Companies that run four of the five prisons--Cornell, Management and Training Corp. of Utah, and Wackenhut Corrections Co. of Florida--operate in other states. Alternative Programs Inc., however, has only Mesa Verde in Bakersfield, where it is based.

An audit done in 2000 found Mesa Verde to be in compliance with 95% of the state’s requirements. What’s more, the company charges the state less per inmate now than when it opened in 1987, and a state corrections official lauded Mesa Verde in 1998 as “an efficient, well-run operation” that is involved in community projects. It donates much of the harvest from its vegetable garden to local homeless shelters, for example.

“It’s the union,” said Gary White, Mesa Verde’s co-founder. “They’ve stated for years that they want to do away with privatization. [Davis] needs their backing for the upcoming election. That’s my opinion. He has got to have their backing, and the money that goes with it. That’s politics.”

Private prisons won’t disappear without a battle. Sen. Richard Polanco (D-Los Angeles), a critic of state prisons and of the guards’ union, vowed to try to persuade Davis that closing the private prisons will cost the state money and “create more problems and overcrowding in the [state] prisons.”

Steve Green, spokesman for the Youth and Adult Correctional Agency, said that even though some private prisons are well run, particularly the one at Live Oak, others have caused “enormous administrative problems.”
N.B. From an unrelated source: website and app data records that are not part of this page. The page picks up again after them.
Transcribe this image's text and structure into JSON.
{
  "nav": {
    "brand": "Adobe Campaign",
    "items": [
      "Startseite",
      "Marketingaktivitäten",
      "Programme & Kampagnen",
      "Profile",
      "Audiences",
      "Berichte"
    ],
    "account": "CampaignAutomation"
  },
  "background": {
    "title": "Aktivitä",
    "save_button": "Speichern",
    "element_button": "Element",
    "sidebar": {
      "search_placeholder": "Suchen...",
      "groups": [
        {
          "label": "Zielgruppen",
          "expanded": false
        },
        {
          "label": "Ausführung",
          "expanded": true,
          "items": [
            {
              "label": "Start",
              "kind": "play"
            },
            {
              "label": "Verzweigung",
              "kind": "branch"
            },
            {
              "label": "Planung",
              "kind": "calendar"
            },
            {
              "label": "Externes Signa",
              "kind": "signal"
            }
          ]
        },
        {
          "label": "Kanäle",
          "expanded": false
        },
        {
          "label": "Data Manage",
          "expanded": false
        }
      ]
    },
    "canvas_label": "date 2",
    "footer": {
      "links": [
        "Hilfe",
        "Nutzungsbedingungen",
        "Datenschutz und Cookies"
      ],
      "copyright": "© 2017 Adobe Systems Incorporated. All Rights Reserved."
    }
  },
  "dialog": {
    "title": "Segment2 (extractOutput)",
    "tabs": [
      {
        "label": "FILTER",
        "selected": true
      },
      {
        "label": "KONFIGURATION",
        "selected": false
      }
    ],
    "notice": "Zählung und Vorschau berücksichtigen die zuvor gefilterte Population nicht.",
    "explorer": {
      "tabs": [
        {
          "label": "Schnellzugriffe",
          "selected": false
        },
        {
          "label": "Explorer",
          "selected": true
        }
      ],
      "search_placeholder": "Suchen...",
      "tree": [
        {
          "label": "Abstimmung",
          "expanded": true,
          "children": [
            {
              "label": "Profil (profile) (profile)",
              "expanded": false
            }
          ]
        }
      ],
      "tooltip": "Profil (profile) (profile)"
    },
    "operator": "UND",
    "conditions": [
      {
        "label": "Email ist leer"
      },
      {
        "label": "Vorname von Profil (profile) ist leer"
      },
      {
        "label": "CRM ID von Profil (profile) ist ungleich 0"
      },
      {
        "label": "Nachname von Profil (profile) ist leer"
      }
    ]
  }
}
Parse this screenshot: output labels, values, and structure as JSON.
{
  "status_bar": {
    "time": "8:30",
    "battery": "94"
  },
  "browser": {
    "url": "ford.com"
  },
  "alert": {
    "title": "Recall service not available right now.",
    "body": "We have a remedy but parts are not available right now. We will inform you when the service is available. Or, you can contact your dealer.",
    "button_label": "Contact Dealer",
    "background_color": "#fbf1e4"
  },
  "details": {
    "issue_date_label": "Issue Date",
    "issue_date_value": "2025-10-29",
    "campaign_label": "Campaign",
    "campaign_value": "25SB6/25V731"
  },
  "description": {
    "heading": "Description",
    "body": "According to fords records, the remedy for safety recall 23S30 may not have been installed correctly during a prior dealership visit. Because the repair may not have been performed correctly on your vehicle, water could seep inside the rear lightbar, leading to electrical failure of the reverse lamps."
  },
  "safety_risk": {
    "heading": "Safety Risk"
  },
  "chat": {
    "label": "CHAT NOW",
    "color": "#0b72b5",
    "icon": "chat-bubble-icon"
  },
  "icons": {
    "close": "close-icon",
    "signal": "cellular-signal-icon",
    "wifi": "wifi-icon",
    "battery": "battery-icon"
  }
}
But he said the decision to close the facilities is firm. “We’ve come to the conclusion that we don’t want any more contract prisons, and we’re going to let the contracts expire,” he said.